Source data

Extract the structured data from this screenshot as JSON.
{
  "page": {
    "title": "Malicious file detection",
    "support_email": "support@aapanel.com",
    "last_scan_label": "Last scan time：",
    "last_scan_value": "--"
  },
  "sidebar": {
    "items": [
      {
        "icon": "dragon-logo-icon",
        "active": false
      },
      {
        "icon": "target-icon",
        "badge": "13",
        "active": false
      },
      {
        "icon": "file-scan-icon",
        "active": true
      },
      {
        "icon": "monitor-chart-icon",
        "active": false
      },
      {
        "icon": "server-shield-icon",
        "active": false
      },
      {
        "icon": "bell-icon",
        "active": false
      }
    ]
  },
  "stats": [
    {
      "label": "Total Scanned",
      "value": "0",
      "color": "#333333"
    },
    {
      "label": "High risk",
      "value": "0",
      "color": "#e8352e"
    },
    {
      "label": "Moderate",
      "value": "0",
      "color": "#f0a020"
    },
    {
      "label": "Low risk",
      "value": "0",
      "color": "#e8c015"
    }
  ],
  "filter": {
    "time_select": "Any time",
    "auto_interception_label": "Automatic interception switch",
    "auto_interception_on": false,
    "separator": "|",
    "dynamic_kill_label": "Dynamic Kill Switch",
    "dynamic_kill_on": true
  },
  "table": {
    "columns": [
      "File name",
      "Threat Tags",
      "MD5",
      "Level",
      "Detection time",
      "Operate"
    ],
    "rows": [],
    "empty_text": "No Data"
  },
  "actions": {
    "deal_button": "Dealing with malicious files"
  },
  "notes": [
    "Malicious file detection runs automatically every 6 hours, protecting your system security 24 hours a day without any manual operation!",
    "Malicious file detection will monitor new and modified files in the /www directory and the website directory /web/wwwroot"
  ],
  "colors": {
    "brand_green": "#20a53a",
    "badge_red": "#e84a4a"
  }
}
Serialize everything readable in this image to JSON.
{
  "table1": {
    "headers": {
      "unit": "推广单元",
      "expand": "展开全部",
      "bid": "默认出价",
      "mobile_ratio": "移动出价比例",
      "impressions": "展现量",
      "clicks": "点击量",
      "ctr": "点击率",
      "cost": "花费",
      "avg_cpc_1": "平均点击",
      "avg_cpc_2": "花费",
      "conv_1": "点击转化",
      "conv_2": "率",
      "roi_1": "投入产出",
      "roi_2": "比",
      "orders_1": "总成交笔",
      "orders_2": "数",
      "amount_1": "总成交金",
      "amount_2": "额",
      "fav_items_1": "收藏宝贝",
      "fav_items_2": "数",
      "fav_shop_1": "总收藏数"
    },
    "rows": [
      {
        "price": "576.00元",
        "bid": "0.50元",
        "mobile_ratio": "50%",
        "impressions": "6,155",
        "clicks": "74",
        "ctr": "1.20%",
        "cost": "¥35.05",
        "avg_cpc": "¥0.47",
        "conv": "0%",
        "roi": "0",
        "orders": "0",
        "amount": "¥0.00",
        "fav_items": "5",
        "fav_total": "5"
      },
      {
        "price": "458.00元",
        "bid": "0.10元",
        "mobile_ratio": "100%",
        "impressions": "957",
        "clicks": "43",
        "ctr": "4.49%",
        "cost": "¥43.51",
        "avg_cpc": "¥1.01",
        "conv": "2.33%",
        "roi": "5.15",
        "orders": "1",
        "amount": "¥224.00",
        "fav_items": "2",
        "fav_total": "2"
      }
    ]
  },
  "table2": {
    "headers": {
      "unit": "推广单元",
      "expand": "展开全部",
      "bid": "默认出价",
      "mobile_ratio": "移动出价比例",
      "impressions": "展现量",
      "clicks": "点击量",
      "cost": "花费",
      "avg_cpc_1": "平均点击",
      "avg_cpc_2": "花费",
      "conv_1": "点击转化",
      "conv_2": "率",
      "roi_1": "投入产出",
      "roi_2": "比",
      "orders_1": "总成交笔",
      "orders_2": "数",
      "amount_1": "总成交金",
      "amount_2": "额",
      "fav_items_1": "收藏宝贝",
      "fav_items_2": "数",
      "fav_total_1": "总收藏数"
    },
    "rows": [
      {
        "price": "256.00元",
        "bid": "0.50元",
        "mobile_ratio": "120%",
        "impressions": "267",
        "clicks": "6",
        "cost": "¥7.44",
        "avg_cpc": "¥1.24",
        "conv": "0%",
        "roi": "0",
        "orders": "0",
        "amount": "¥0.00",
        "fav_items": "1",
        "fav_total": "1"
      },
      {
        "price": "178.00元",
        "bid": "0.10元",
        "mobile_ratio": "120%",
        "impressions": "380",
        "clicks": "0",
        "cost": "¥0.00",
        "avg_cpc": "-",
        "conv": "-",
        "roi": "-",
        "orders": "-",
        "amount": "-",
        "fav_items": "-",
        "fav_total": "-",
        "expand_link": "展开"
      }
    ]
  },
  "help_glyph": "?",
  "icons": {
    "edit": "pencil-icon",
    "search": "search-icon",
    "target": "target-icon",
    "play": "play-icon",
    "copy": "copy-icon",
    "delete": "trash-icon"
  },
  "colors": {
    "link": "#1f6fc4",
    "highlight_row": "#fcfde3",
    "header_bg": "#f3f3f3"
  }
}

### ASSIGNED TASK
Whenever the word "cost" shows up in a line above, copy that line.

### THE ANSWER
      "cost": "花费",
        "cost": "¥35.05",
        "cost": "¥43.51",
      "cost": "花费",
        "cost": "¥7.44",
        "cost": "¥0.00",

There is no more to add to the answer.